Its also possilble to map the title and body of the e-mail to the structure of the work item inside the e-mail configuration settings. In this case both Title and Description are pretty standard (although it did load this information directly from Team Foundation Server). Its also possible to define what the default settings for handling attachments is.

BugsInInbox

Once the configuration is done there is a new toolbar added to Microsoft Outlook that allows you to create an work item right from within your e-mail client. But the real value is when it transcribes the details from an existing e-mail.

TeamlookOpenEmail

TeamlookNewWorkitem

Once the work item is saved it can be found inside Visual Studio by the development team and acted upon in the next sprint (assuming in this case that you are using the Scrum process template).

TeamlookWorkItemQueryInVS

One of the things that I think that Team Foundation Server enables is a rick market for customisations and extensions to the product. Teamlook is a great example of an extension, and the Scrum for Team System process template is a great example of a fairly extensive customisation.

 

Bleeding Edge gets a JasJar

Rocky, Paul and I have been using JasJar’s for a little while now. Personally I like the device, I can trust it to wake me up in the morning (this is a major milestone in my love/hate relationship with mobile devices).

I was interested to see the post over on Bleeding Edge blog about their experience getting the JasJar going with the 3 Network (one of the big features on the JasJar is its UTMS (3G) network connection). It was much easier getting connected with Vodafone – the whole company got Windows Mobile 5.0 devices and those of us that got the 3G-enabled JasJar upgraded our plans to the 1GB data plan (w00t!).

Graeme Armstrong – our CEO is also pretty happy with Vodafone!

The Morning Report

I just got on the bus and I am compelled to reflect upon the signs of winter here in Canberra.

As I walked down the street to the bus stop the tree that I have been gradually watching lose its leaves now has less than a dozen yellow cracked ones left and I suspect that the next good gust of wind that we have will take care of them.

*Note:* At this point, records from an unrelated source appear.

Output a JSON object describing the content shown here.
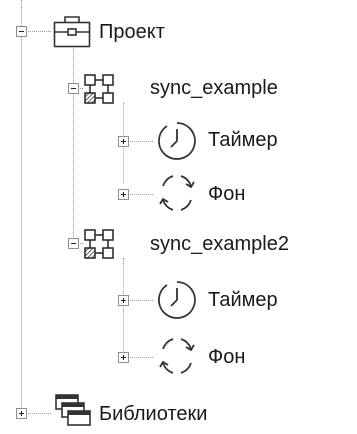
{
  "tree": {
    "project": {
      "label": "Проект",
      "icon": "briefcase-icon",
      "expanded": true
    },
    "program1": {
      "label": "sync_example",
      "icon": "program-blocks-icon",
      "expanded": true,
      "children": [
        {
          "label": "Таймер",
          "icon": "timer-icon",
          "expanded": false
        },
        {
          "label": "Фон",
          "icon": "cycle-icon",
          "expanded": false
        }
      ]
    },
    "program2": {
      "label": "sync_example2",
      "icon": "program-blocks-icon",
      "expanded": true,
      "children": [
        {
          "label": "Таймер",
          "icon": "timer-icon",
          "expanded": false
        },
        {
          "label": "Фон",
          "icon": "cycle-icon",
          "expanded": false
        }
      ]
    },
    "libraries": {
      "label": "Библиотеки",
      "icon": "libraries-icon",
      "expanded": false
    }
  }
}
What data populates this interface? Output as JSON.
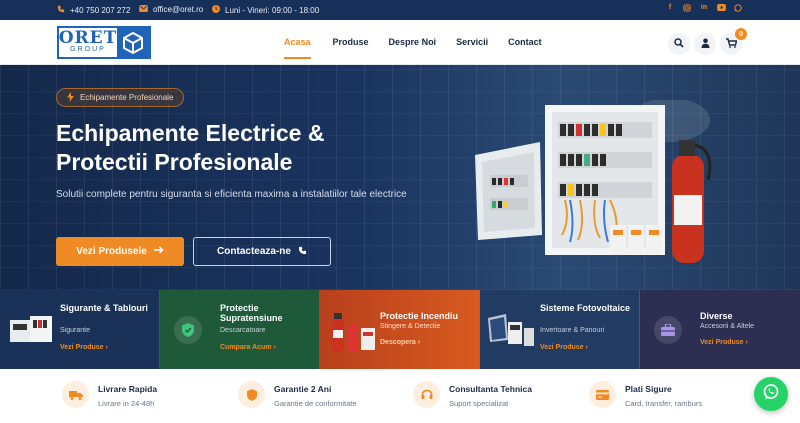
{
  "topbar": {
    "phone": "+40 750 207 272",
    "email": "office@oret.ro",
    "hours": "Luni - Vineri: 09:00 - 18:00",
    "social": [
      "facebook-icon",
      "instagram-icon",
      "linkedin-icon",
      "youtube-icon",
      "whatsapp-icon"
    ]
  },
  "header": {
    "logo_top": "ORET",
    "logo_bottom": "GROUP",
    "nav": [
      {
        "label": "Acasa",
        "active": true
      },
      {
        "label": "Produse",
        "active": false
      },
      {
        "label": "Despre Noi",
        "active": false
      },
      {
        "label": "Servicii",
        "active": false
      },
      {
        "label": "Contact",
        "active": false
      }
    ],
    "cart_count": "0"
  },
  "hero": {
    "badge": "Echipamente Profesionale",
    "title_line1": "Echipamente Electrice &",
    "title_line2": "Protectii Profesionale",
    "subtitle": "Solutii complete pentru siguranta si eficienta maxima a instalatiilor tale electrice",
    "primary_button": "Vezi Produsele",
    "secondary_button": "Contacteaza-ne"
  },
  "categories": [
    {
      "title": "Sigurante & Tablouri",
      "desc": "Sigurante",
      "link": "Vezi Produse",
      "bg": "#1b3258"
    },
    {
      "title": "Protectie Supratensiune",
      "desc": "Descarcatoare",
      "link": "Cumpara Acum",
      "bg": "#1e5a3a"
    },
    {
      "title": "Protectie Incendiu",
      "desc": "Stingere & Detectie",
      "link": "Descopera",
      "bg": "#c8481e"
    },
    {
      "title": "Sisteme Fotovoltaice",
      "desc": "Invertoare & Panouri",
      "link": "Vezi Produse",
      "bg": "#223b63"
    },
    {
      "title": "Diverse",
      "desc": "Accesorii & Altele",
      "link": "Vezi Produse",
      "bg": "#2c2f52"
    }
  ],
  "features": [
    {
      "title": "Livrare Rapida",
      "desc": "Livrare in 24-48h",
      "icon": "truck-icon"
    },
    {
      "title": "Garantie 2 Ani",
      "desc": "Garantie de conformitate",
      "icon": "shield-icon"
    },
    {
      "title": "Consultanta Tehnica",
      "desc": "Suport specializat",
      "icon": "headset-icon"
    },
    {
      "title": "Plati Sigure",
      "desc": "Card, transfer, ramburs",
      "icon": "card-icon"
    }
  ],
  "colors": {
    "accent": "#f08a24",
    "navy": "#16305a",
    "brand_blue": "#1f64b8",
    "whatsapp": "#25d366"
  }
}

The sky is a facinating blue grey making the sky look like something out of a painting rather than something that is real. The tops of the clouds when you can see them through the patches in the cover are a golden brown, the same colour as the grass in most of the fields around town.

The surrounding mountains still have light covering of know at the higher points and the fine mist rain that is slowly soaking the grown seems to be crystalising and waiting that bit longer before it hits the ground.

Web Application Projects 1.0 for Visual Studio 2005 has shipped!

I blogged about the imminent release of Web Application Projects a few days ago, but its great to see that its now out there. Its excellent news for Team Foundation Server works like me because of the issues with WebSite projects that I’ve seen. Thanks for the heads up on its release Martin. I’ve actually been running this build for a while because I was helping diagnose an issue with Team Build – glad to see its all fixed up.

Caveman Rocks

I downloaded the Cavemen game that Frank pointed to and loaded it onto my WM5 device. Works pretty well. I was a pretty big Lemmings fan back in the day and I kind of like these light problem solving games. I think that there is a whole game genre here which would appeal to the mobile professional that has a few minutes to spare waiting in a queue at the Taxi rank.

Oh – and the guys over at Lightworks Games have a blog. Subscribed.